I was just a little one when I was first told that I was poor. I didn’t know much about that word until I started Kindergarten, not quite a month after my fifth birthday. I remember putting my mismatched self on the school bus one early morning, and a snot-nosed neighbor boy calling me that, right after declaring to the entire bus that I stunk. I burned red as my coppertop hair. It didn’t help matters that I was sporting winter attire atop, and summer on the bottom, and it was just now fall in Michigan.
I slid down the back of the greasy green seat and fought back embarrassed tears.
From that day forward, for a lot of years, I saw myself as that disheveled and ragamuffin child. What made matters worse? I was missing my two front teeth, well before any of my peers were losing teeth at all. Mine had rotted out early from sneaking sugar water bottles from my two-years-younger brother. I hated my gummy smile until my much anticipated blocky adult teeth finally grew in. I always thought it unfair that I lost something so early compared to others, but that was the least of my childhood losses.
Meanwhile, Grandma was always nearby, dropping in and off, picking up and taking out. My mom was just twenty-one and had already birthed three babies. I imagine we were busy, and she was excessively tired. Dad got on at a motor company (a good job) at age eighteen, but I overhead phrases like, “I make too much for food stamps, but not enough to get by.” Perhaps this was just the way it was for kids who married and had kids.
Grams volunteered with a ministry called Damascus House on the other side of the tracks. It was a dilapidated two-story thrift house where the needy could come to gather essentials. The folding tables inside held clothes piled higher than my red head, and it smelled like the donated lives of many a do-gooder. Grams had a bleeding mercy heart, and when she showed up at our place with black trash bags full of clothes, it was like Christmas morning. Used clothes were new-to-me clothes and I knew no different. She’d also come bearing groceries or hot meals at times. She was a saint in my wide green eyes.
Sometimes Grams would take me out to eat, just the two of us. She had a penchant for buffets so she often treated me to the chain restaurant Duff’s. One particular visit, I went all out for our day trip. I remember donning a fancy dress I had found in one of her grab bags. It was baby blue and had lace trim around the bottom hem and sleeves. The best part? I was wearing my prized patent leather dress shoes — never mind some scuffs someone else had left. I felt like a million bucks. Those shiny black flats made all the difference for me that day.

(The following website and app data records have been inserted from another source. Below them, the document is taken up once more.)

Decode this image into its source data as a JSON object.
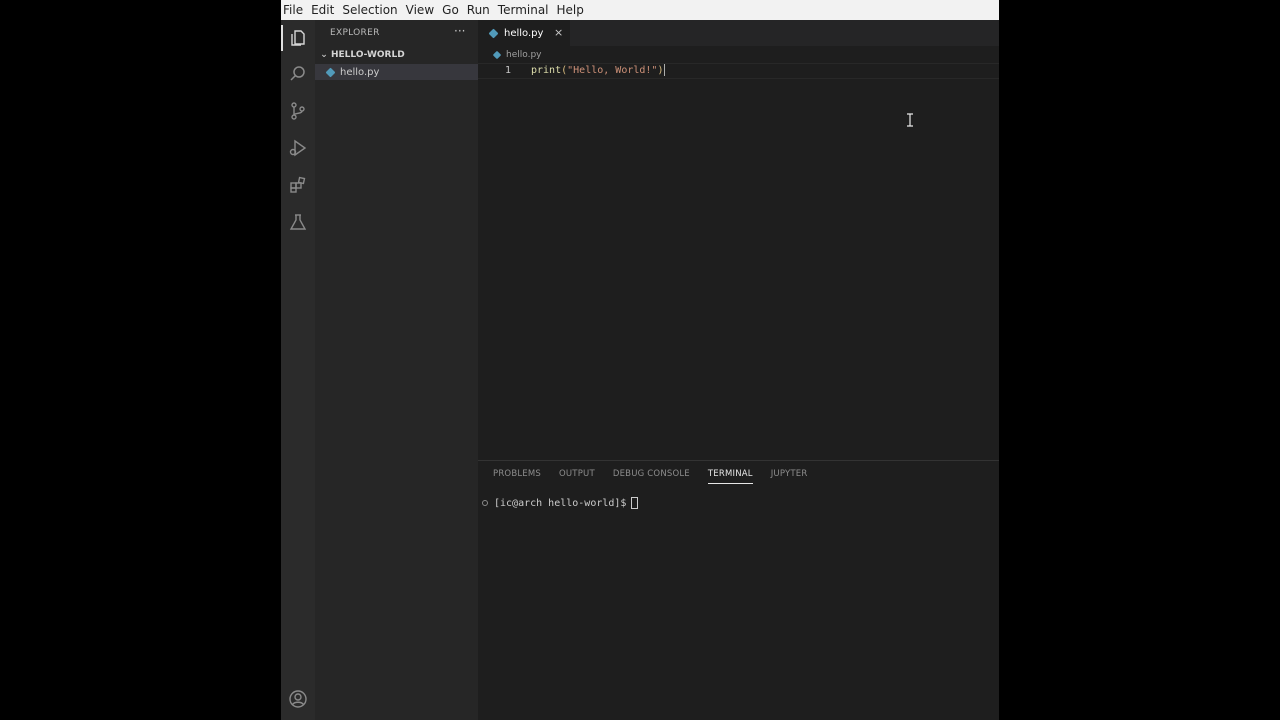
{
  "menubar": {
    "items": [
      "File",
      "Edit",
      "Selection",
      "View",
      "Go",
      "Run",
      "Terminal",
      "Help"
    ]
  },
  "activity_bar": {
    "icons": [
      "files-icon",
      "search-icon",
      "source-control-icon",
      "run-debug-icon",
      "extensions-icon",
      "testing-icon"
    ],
    "bottom_icon": "account-icon"
  },
  "sidebar": {
    "title": "EXPLORER",
    "more_label": "···",
    "folder": "HELLO-WORLD",
    "files": [
      {
        "name": "hello.py",
        "selected": true
      }
    ]
  },
  "editor": {
    "tab": {
      "label": "hello.py",
      "close": "×"
    },
    "breadcrumb": "hello.py",
    "lines": [
      {
        "number": "1",
        "fn": "print",
        "open": "(",
        "string": "\"Hello, World!\"",
        "close": ")"
      }
    ]
  },
  "panel": {
    "tabs": [
      {
        "label": "PROBLEMS",
        "active": false
      },
      {
        "label": "OUTPUT",
        "active": false
      },
      {
        "label": "DEBUG CONSOLE",
        "active": false
      },
      {
        "label": "TERMINAL",
        "active": true
      },
      {
        "label": "JUPYTER",
        "active": false
      }
    ],
    "terminal_prompt": "[ic@arch hello-world]$"
  },
  "colors": {
    "python_icon": "#519aba",
    "string": "#ce9178",
    "function": "#dcdcaa"
  }
}
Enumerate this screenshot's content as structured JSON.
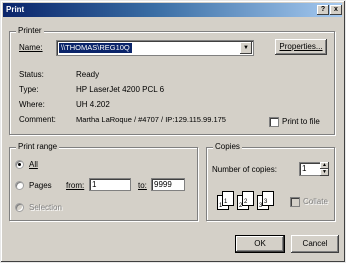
{
  "title": "Print",
  "title_buttons": {
    "help": "?",
    "close": "x"
  },
  "printer": {
    "group_label": "Printer",
    "name_label": "Name:",
    "name_value": "\\\\THOMAS\\REG10Q",
    "properties_button": "Properties...",
    "status_label": "Status:",
    "status_value": "Ready",
    "type_label": "Type:",
    "type_value": "HP LaserJet 4200 PCL 6",
    "where_label": "Where:",
    "where_value": "UH 4.202",
    "comment_label": "Comment:",
    "comment_value": "Martha LaRoque / #4707 / IP:129.115.99.175",
    "print_to_file_label": "Print to file"
  },
  "print_range": {
    "group_label": "Print range",
    "all_label": "All",
    "pages_label": "Pages",
    "from_label": "from:",
    "from_value": "1",
    "to_label": "to:",
    "to_value": "9999",
    "selection_label": "Selection"
  },
  "copies": {
    "group_label": "Copies",
    "number_label": "Number of copies:",
    "number_value": "1",
    "collate_label": "Collate",
    "pages": [
      "1",
      "1",
      "2",
      "2",
      "3",
      "3"
    ]
  },
  "buttons": {
    "ok": "OK",
    "cancel": "Cancel"
  }
}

We found our seats in a sea of square tables, and I piled my plate high with fried chicken. In my family, I was dubbed “meat-eater” because I enjoyed meat so much, but not as much as Grams did. I would catch her salting raw hamburger meat and eating it like it was cookie dough. She always acted guilty while doing so, as if to suggest that this should be kept between us.
My favorite part of the buffet was the complimentary ice cream, and I would pipe it high into a warm ceramic bowl. Sometimes I’d make two trips if I had room in my belly. I shuffled back towards my seat with eyes glowing at my man-made mountain topped with sprinkles and syrup and whatever else would fit inside my bowl. As I sat down, I noticed a girl my age nearby. Actually, what caught my hungry eyes was the band of gold shining around her little finger. She was wearing a ring, and it evoked my first inclinations of jealousy.
Yes. Right there, in the buffet of plenty, with my stomach unusually full. Isn’t it always glittering things that draw the eyes away and into lusty slants? I was surprised by my instantaneous covetousness as I stuffed ice cream into my envious mouth. I suddenly felt chilled and deflated from both things.
Here, it seemed my Cinderella moment had finally come, with my delicate lace and faux leather, only to be showed up by my fancy-pants dining neighbor. So, I did what any intimidated gal would do; I turned my ankles outward and instantly began to shine my patent leather on the paisley carpet beneath me. I paddled my feet frantically and polished the black skins until I was certain I had worked up a shine that would rival hers. Then, I dangled my feet out from underneath the table, in her direction, so as to say, “I see your ring of gold, and I raise you a shiny shoe.”
I don’t know that she even ever looked my way. I was probably all alone in my worthlessness and insecurity. I just knew in that moment, I felt regal for the first time, and I wasn’t letting anyone take that from me; certainly not some stranger and her stupid ring.